We all agree that seeing truth brought out, justice done, and wrongdoers held more accountable than anyone in the EB-5 scandal are the primary goals of the GEAR UP trials. But let’s look at the political import of these trials. If Marty Jackley wins the primary (my 58–42 Jackley win prediction seems confounded by the new poll showing Noem and Jackley in a statistical dead heat, but I’m sticking with an edge for Jackley on Tuesday, because Noem is using a lot of Democratic-flavored arguments to win Republican primary voters), he’ll be booked for at least two solid weeks in the courtroom. The first week, starting June 25, will be after the conventions, and everyone will be at the lake with Dennis Daugaard, so being trapped in a Sioux Falls courtroom won’t affect campaigning much. But the second, starting October 1, comes in the heart of campaign crunch time. With early voting going on by that time, you can bet that Billie Sutton will be wheeling all over the state, attending every available daytime event that Marty won’t be able to make.
But Sutton won’t have the field entirely to himself.

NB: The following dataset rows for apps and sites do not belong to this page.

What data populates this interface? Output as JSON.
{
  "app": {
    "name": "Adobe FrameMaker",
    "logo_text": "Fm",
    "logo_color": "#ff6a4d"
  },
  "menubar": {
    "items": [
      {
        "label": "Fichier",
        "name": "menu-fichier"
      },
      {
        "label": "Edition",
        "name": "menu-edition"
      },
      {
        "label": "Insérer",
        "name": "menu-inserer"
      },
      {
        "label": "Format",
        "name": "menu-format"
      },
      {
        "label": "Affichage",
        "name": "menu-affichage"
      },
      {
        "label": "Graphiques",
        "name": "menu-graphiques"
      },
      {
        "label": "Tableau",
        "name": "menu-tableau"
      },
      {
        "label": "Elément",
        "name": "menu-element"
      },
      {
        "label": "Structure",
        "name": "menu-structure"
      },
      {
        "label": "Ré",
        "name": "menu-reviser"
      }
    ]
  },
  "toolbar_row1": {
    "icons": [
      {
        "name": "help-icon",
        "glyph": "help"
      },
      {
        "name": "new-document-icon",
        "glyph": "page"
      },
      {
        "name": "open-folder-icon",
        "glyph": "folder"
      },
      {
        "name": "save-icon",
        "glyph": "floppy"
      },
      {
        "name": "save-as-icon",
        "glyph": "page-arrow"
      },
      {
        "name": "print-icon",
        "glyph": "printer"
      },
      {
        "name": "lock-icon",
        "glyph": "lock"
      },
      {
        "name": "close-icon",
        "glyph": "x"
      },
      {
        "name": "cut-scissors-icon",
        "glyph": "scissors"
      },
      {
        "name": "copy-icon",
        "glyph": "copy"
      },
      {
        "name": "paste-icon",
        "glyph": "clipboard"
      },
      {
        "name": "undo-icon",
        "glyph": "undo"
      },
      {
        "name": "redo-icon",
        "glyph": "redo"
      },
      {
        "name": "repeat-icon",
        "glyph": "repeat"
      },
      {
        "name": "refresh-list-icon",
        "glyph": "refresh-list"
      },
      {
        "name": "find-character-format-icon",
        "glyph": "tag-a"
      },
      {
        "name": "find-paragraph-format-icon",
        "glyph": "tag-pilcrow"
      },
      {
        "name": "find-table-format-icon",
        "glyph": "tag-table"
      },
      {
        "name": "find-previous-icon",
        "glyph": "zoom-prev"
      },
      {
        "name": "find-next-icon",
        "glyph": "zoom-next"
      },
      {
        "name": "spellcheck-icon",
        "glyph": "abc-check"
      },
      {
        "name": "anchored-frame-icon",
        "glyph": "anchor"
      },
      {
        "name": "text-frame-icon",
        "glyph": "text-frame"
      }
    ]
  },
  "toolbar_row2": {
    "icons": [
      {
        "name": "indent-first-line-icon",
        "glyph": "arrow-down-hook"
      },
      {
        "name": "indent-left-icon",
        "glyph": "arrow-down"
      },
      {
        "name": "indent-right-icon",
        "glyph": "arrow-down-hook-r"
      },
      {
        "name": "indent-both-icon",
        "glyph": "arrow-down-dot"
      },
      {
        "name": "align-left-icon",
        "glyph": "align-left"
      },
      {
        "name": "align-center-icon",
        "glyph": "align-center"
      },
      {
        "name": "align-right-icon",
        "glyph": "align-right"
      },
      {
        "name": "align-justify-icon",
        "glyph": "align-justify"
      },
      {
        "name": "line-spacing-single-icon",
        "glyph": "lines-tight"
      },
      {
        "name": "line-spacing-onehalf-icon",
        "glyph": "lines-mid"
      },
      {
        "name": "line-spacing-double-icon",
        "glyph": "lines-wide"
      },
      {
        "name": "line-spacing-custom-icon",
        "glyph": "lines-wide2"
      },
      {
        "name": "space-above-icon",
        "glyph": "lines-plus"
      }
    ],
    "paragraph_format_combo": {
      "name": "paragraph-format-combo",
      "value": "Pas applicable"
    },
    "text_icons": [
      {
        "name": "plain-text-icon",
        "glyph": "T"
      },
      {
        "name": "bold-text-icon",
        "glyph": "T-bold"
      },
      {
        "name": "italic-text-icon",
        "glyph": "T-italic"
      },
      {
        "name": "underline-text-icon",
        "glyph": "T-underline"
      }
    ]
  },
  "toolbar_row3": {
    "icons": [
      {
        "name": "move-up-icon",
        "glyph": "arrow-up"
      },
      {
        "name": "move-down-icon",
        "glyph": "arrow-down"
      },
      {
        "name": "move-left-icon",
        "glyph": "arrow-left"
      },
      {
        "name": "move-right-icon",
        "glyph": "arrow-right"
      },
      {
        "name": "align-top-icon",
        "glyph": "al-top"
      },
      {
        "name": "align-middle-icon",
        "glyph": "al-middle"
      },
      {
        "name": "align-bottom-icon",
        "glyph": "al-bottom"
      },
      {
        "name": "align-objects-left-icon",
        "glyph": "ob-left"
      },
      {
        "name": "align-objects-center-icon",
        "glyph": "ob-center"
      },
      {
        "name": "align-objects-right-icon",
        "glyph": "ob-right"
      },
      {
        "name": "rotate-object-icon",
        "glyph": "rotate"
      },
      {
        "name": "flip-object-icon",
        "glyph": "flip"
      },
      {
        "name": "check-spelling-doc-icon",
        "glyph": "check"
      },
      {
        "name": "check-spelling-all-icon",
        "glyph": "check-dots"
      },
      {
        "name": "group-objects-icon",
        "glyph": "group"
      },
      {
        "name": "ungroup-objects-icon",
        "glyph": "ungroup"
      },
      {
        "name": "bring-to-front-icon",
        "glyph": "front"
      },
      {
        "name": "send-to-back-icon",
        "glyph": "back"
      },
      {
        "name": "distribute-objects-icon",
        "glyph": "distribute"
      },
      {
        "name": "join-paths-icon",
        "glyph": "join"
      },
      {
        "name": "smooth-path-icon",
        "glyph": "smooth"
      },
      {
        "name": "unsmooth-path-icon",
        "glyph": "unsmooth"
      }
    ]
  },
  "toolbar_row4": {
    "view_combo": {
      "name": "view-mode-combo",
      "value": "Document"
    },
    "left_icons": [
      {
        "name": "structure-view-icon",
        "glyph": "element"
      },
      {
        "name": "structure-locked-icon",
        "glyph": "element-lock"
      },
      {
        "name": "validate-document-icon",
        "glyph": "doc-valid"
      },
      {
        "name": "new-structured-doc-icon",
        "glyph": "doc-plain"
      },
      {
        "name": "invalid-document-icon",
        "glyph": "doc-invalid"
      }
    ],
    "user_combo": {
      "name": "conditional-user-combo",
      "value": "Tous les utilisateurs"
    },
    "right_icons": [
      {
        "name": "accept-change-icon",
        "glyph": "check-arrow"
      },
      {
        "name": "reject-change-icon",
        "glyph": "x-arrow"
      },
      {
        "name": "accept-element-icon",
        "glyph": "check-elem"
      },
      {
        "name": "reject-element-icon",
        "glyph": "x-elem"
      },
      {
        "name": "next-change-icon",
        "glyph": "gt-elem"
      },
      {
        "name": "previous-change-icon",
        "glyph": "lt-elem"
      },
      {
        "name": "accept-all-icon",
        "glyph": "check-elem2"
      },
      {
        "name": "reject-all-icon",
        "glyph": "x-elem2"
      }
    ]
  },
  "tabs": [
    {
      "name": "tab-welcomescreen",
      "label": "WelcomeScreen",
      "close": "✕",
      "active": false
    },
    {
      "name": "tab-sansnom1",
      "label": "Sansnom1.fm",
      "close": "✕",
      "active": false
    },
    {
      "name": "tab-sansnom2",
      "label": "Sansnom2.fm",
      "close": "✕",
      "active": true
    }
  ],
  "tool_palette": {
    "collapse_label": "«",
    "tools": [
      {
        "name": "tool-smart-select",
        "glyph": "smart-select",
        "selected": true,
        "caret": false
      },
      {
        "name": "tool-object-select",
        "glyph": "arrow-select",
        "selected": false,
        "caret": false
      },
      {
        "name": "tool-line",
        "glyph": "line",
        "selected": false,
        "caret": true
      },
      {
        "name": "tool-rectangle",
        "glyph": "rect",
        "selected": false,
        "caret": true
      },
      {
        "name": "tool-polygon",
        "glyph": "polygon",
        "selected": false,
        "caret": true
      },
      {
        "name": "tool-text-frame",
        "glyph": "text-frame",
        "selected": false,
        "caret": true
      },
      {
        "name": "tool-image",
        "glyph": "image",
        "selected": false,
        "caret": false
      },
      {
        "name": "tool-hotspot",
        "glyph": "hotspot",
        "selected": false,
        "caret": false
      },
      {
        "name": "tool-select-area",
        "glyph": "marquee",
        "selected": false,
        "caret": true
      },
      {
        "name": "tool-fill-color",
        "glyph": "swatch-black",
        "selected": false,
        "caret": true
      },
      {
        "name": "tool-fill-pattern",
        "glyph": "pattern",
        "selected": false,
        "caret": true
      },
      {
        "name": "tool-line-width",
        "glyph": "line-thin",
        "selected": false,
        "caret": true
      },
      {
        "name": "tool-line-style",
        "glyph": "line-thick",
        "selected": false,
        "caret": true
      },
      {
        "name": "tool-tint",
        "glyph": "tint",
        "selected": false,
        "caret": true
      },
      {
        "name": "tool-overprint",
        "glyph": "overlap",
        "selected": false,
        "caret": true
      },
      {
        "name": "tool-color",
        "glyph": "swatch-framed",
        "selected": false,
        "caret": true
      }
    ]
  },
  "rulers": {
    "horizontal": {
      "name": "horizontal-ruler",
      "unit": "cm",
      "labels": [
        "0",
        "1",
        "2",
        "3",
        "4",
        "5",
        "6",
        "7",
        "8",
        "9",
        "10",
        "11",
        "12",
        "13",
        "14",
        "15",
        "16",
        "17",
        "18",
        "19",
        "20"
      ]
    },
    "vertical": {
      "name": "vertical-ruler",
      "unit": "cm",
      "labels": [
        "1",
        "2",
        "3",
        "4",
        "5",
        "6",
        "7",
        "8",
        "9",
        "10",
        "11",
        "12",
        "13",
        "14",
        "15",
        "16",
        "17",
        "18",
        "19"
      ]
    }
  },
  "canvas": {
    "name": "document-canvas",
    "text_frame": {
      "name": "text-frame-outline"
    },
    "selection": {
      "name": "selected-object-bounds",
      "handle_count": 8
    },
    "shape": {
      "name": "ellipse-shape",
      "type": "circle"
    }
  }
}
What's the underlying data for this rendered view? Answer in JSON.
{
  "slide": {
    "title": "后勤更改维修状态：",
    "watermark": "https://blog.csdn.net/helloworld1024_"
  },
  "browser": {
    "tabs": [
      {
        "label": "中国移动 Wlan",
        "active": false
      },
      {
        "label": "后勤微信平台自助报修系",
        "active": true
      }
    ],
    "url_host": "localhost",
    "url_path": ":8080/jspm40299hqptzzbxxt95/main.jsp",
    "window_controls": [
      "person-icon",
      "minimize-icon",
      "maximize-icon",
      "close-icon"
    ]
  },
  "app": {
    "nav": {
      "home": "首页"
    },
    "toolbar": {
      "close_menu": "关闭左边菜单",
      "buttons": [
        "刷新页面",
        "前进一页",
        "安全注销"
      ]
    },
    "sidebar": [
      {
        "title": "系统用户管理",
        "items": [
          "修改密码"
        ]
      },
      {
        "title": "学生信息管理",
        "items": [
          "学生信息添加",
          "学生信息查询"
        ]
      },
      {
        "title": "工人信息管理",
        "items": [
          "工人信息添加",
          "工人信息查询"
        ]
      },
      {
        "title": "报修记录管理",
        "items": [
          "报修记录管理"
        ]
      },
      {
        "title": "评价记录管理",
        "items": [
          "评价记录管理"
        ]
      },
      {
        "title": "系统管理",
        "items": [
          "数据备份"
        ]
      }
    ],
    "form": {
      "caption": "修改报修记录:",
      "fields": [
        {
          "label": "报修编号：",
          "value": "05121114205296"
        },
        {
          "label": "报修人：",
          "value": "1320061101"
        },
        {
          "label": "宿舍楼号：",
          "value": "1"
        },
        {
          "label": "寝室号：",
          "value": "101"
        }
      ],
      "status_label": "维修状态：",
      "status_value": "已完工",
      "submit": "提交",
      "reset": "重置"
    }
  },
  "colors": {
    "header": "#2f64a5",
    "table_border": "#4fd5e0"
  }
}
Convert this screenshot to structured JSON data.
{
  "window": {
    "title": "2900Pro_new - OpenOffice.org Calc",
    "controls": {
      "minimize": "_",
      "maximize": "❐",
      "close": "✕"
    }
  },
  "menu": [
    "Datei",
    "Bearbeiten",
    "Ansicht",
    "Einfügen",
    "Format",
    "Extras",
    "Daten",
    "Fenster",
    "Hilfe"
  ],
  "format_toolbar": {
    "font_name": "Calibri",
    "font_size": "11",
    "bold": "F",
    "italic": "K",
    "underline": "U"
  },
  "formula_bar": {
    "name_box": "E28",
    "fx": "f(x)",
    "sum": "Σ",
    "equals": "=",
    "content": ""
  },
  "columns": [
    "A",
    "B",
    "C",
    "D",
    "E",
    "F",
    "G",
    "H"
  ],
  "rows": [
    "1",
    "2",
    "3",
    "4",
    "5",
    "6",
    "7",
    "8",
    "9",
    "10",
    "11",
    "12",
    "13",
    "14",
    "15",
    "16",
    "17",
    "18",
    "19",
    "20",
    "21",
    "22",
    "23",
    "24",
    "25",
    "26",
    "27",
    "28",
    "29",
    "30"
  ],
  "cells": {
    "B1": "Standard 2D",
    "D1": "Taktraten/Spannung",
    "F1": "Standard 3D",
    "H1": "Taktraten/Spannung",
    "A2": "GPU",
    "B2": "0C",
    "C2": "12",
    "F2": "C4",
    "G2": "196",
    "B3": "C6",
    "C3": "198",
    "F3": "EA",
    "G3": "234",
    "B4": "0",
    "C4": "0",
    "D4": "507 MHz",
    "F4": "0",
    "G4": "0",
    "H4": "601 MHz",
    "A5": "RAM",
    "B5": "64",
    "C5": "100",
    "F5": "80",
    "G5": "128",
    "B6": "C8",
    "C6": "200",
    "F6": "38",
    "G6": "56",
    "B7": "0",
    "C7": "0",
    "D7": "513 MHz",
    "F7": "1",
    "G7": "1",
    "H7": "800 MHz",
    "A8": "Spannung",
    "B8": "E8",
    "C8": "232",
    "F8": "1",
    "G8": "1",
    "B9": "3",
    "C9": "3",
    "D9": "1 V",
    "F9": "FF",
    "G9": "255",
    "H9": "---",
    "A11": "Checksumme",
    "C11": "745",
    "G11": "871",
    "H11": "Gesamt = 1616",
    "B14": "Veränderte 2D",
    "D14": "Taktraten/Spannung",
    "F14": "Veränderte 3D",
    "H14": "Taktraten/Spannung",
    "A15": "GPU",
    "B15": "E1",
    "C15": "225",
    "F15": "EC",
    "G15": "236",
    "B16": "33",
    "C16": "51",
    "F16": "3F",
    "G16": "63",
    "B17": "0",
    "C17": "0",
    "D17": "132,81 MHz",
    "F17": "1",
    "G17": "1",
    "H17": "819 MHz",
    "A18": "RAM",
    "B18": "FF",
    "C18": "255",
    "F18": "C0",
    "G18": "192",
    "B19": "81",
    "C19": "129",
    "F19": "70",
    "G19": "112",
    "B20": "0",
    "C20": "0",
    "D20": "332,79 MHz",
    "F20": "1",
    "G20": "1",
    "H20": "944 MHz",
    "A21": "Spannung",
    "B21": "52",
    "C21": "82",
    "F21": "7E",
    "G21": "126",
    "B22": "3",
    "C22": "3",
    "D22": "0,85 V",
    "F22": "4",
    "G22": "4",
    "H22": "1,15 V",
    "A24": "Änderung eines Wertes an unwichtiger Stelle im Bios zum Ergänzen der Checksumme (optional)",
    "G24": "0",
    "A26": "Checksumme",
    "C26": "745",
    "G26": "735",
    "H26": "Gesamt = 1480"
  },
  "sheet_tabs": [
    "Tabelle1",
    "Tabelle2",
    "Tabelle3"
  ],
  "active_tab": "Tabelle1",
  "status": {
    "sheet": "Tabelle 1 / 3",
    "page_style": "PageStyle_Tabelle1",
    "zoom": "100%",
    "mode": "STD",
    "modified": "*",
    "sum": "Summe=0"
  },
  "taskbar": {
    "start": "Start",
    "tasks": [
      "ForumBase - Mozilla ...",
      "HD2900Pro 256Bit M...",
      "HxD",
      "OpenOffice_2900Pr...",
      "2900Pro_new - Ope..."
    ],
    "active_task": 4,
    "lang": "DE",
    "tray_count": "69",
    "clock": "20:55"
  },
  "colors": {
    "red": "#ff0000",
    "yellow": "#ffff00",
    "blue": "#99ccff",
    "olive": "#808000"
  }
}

The fact that the defendants won a change of venue to the largest media market in the state helps their prosecutor out politically. Jackley can prosecute merrily away all day, then spend his evenings working the Sioux Falls media and events in the greater metro area, with easy access to a quarter of the state’s voters.
Worse, Sutton may have to shout twice as loudly to get press for his events. The GEAR UP trials may keep Jackley from speaking at Chamber lunches and knocking on doors during the day and up in Aberdeen and out in West River, but the trials will guarantee that Jackley leads every nightly newscast and morning paper in every media corner of the state. The free press from the GEAR UP trials may just outweigh the campaign facetime he loses being tied to Sioux Falls that week.
Of course, the benefits of that free press depend entirely on Jackley’s not fumbling the GEAR UP trials the way he did the Flandreau pot cases. If Jackley’s prosecutions fail, or if he comes away from Bollenesque wrist-slaps for smirking GEAR UP defendants, Jackley will wish the change of venue had been from Charles Mix to Harding County, not Minnehaha. Failure to put Guericke and Phelps in prison in October puts eight points in Sutton’s column.
This is all cynical political reading. The straight, generous, non-bloggy, non-partisan read is that Jackley plans to try the GEAR UP cases in person because he recognizes grave crimes were committed that demand the attention of South Dakota’s top prosecutor. But we cannot ignore the political implications of such major corruption trials happening in the midst of the chief prosecutor’s gubernatorial campaign, with the potential for a stunning jury verdict less than a month before the general election.